Turf Doctor Saskatoon Tips on Choosing Planting Bed Mulch
In our latest blog post, we share some tips to consider when choosing planting bed mulch.
Choosing Planting Bed Mulch
Mulch is an important consideration for a planting bed, as is retains moisture, keeps weeds at bay, and prevents rain from washing away your topsoil. However, all mulch is not created equal, and there are factors to consider when choosing your mulch.
When choosing planting bed mulch, there are two traditional choices – bark mulch and rock mulch, and a more modern choice – rubber mulch. We will discuss the pros and cons of each mulch type.
Bark Mulch – Pros and Cons
Bark mulch is sourced from a variety of trees such as cedar, pine, and oak. The bark is shredded to create a natural mulch that is excellent for planting beds.
- Great, natural appearance
- Breaks down over time to feed the soil
- Excellent at retaining moisture
- Inexpensive relative to rock and rubber
- Light and generally easy to work with
- Water retention can cause flooding in beds without proper drainage
- Has to be replaced as it breaks down
- Unsuitable for high traffic areas, or heavy features such as a fountain
Rock Mulch – Pros and Cons
Rock Mulch consists of a mixture of relatively uniform sized rocks that can be laid in planting beds
- Lower costs – although it is more expensive, rock mulch can last for years
- Lower maintenance – does not need to be replaced regularly
- Provides better drainage
- Better for high traffic areas, or heavy features
- Provides no nutrient benefit to soil
- Does not retain water
- Can make the soil alkaline, which impedes the growth of some plants
- Very heavy – more labour-intensive to install
Created from shredding recycled rubber (mostly from tires), rubber mulch is a modern alternative to bark and rock mulches.
- Long lasting and durable
- Does not attract pests and insects to the garden
- Relatively light and easy to work with compared to rock
- Soft and safe – great for high traffic areas and areas where children play
- Similar to rock, no nutrient benefit to plants
- Cannot be tilled into the soil for weeding

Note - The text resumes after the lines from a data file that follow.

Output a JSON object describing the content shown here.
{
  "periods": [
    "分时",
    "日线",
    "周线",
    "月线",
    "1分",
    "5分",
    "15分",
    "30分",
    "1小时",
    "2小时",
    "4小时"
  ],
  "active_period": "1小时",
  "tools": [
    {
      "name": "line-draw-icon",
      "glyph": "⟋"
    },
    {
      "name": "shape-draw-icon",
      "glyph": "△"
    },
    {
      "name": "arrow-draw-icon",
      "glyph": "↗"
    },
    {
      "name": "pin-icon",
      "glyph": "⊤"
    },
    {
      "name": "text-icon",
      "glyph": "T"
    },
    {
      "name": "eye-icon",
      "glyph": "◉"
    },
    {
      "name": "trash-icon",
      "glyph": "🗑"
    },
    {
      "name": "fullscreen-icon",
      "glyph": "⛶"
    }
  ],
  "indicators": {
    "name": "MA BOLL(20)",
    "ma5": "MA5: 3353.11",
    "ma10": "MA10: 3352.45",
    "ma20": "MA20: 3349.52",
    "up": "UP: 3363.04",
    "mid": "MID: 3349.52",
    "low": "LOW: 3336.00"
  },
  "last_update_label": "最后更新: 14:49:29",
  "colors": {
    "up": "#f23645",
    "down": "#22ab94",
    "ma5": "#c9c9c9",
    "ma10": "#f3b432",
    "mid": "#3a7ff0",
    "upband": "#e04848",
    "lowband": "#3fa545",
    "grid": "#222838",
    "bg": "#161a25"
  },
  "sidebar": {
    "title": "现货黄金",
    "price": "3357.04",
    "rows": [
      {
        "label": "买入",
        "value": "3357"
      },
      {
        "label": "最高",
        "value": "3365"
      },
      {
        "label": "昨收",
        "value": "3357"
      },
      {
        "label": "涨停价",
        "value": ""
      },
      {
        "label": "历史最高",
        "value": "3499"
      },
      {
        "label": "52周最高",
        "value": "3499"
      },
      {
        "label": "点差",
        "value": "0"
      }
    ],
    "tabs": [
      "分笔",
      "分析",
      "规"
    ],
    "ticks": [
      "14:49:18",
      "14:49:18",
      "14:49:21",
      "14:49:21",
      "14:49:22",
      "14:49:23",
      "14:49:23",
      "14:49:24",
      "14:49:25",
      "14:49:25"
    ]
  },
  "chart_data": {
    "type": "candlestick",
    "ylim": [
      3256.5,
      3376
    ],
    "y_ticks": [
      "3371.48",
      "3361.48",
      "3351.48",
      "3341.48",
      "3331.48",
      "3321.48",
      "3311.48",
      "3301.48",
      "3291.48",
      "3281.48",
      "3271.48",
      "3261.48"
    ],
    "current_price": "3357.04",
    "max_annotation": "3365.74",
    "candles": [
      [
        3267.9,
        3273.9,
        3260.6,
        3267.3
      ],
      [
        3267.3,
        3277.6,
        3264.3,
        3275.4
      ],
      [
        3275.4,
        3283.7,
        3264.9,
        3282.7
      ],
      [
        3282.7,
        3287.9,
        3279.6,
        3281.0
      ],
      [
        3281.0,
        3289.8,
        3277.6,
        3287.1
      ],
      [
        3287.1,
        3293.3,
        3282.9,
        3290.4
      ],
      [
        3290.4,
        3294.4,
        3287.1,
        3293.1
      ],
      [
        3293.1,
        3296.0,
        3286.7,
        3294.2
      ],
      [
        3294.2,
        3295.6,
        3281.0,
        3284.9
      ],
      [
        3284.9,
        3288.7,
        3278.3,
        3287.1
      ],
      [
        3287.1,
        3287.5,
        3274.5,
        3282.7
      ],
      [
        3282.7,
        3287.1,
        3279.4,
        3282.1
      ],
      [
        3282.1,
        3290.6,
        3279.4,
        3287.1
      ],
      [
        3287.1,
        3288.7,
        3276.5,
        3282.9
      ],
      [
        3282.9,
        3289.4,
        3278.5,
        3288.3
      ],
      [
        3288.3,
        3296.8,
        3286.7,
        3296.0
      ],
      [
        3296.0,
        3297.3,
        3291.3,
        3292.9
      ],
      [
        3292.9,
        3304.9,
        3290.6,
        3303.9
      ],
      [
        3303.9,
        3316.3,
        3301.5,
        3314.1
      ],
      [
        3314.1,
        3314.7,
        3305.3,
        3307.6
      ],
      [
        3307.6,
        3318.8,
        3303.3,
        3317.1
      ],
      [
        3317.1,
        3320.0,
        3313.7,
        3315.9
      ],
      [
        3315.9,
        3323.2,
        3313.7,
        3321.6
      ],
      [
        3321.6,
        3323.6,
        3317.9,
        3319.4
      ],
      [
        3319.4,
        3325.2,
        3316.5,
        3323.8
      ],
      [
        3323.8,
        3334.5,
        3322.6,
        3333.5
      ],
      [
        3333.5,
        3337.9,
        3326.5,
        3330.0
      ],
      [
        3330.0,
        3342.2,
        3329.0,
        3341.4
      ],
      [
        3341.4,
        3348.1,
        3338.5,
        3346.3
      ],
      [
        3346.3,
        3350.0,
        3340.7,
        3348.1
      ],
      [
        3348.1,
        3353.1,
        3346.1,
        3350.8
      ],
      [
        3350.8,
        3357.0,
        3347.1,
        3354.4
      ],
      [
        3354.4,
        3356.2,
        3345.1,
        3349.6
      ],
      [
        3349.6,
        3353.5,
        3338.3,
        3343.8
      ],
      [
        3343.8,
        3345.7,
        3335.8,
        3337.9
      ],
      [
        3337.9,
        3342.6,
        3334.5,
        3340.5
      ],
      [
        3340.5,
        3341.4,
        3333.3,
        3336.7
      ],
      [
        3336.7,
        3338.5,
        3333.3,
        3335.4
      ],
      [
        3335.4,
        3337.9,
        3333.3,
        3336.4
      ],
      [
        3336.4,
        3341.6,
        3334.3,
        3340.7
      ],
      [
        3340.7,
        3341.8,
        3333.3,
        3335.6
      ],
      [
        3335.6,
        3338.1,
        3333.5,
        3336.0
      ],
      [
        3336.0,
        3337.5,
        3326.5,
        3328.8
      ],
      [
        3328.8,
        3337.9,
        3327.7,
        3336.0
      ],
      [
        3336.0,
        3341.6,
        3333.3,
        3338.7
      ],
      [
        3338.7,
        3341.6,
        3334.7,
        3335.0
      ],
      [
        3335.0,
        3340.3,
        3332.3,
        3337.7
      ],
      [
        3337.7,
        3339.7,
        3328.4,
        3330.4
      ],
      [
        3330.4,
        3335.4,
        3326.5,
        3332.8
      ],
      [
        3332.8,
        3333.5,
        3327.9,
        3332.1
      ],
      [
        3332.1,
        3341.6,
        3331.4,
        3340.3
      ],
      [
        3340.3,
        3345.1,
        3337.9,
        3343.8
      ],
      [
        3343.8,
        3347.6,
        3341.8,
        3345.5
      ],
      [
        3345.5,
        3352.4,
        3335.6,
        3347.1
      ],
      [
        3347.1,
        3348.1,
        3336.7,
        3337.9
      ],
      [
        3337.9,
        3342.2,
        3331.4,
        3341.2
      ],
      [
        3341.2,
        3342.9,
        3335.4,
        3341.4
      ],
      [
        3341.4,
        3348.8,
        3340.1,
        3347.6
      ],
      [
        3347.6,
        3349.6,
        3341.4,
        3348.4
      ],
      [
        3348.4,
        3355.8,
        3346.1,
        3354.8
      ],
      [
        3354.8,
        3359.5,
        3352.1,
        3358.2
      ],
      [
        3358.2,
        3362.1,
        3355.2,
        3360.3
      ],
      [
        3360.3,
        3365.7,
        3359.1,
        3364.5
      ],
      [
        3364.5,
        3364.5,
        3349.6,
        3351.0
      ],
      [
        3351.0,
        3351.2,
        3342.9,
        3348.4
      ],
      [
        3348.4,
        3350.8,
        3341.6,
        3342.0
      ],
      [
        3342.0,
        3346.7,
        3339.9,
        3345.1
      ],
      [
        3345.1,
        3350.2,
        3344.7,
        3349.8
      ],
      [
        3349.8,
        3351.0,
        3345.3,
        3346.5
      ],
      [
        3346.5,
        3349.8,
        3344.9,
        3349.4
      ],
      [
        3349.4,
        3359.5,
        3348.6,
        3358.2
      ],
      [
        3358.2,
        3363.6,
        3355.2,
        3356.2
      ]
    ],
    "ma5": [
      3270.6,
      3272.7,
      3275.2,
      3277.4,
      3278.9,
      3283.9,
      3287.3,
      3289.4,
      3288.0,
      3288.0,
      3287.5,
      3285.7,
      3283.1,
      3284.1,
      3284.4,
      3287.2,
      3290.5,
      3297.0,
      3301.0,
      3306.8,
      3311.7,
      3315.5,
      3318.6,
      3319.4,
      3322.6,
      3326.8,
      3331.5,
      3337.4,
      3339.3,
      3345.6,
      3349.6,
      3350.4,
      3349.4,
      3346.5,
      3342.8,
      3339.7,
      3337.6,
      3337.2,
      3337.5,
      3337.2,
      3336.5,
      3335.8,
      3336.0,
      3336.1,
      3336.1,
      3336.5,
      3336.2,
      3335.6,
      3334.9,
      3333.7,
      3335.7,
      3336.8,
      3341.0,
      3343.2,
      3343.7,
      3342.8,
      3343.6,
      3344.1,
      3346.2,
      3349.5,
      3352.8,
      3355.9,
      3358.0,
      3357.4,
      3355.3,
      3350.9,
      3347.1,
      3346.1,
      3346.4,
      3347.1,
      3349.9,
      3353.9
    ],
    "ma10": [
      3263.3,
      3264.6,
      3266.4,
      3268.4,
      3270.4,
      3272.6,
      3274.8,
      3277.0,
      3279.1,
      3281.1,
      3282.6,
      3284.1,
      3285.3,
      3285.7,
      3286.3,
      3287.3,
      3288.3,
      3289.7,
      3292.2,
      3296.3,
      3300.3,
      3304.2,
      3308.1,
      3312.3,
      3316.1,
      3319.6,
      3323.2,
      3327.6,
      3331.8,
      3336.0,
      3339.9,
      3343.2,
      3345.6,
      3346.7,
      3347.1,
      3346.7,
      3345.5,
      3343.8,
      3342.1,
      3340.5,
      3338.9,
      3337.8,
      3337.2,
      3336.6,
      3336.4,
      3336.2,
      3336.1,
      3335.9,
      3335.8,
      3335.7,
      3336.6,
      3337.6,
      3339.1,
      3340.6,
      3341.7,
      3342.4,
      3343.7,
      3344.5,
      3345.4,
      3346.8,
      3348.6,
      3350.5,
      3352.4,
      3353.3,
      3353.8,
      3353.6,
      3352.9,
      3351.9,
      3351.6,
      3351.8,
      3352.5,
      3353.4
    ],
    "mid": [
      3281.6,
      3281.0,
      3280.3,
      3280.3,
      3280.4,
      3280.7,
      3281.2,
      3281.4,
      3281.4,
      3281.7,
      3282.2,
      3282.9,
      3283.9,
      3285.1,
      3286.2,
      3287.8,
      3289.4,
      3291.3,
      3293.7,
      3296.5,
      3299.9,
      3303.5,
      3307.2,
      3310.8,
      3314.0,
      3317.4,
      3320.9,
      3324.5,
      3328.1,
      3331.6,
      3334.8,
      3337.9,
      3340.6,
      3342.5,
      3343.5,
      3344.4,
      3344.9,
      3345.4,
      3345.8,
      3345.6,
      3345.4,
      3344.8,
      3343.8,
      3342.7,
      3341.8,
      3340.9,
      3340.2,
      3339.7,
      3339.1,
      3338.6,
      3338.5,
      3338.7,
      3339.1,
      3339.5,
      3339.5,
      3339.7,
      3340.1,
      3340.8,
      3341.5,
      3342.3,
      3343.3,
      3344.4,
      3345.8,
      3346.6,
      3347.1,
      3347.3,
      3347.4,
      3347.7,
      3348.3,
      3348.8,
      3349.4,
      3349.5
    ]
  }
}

- Poor water retention compared to natural mulch
- Does not break down – has to be removed to renew soil
Not Sure What Mulch to Choose? Turf Doctor Can Help!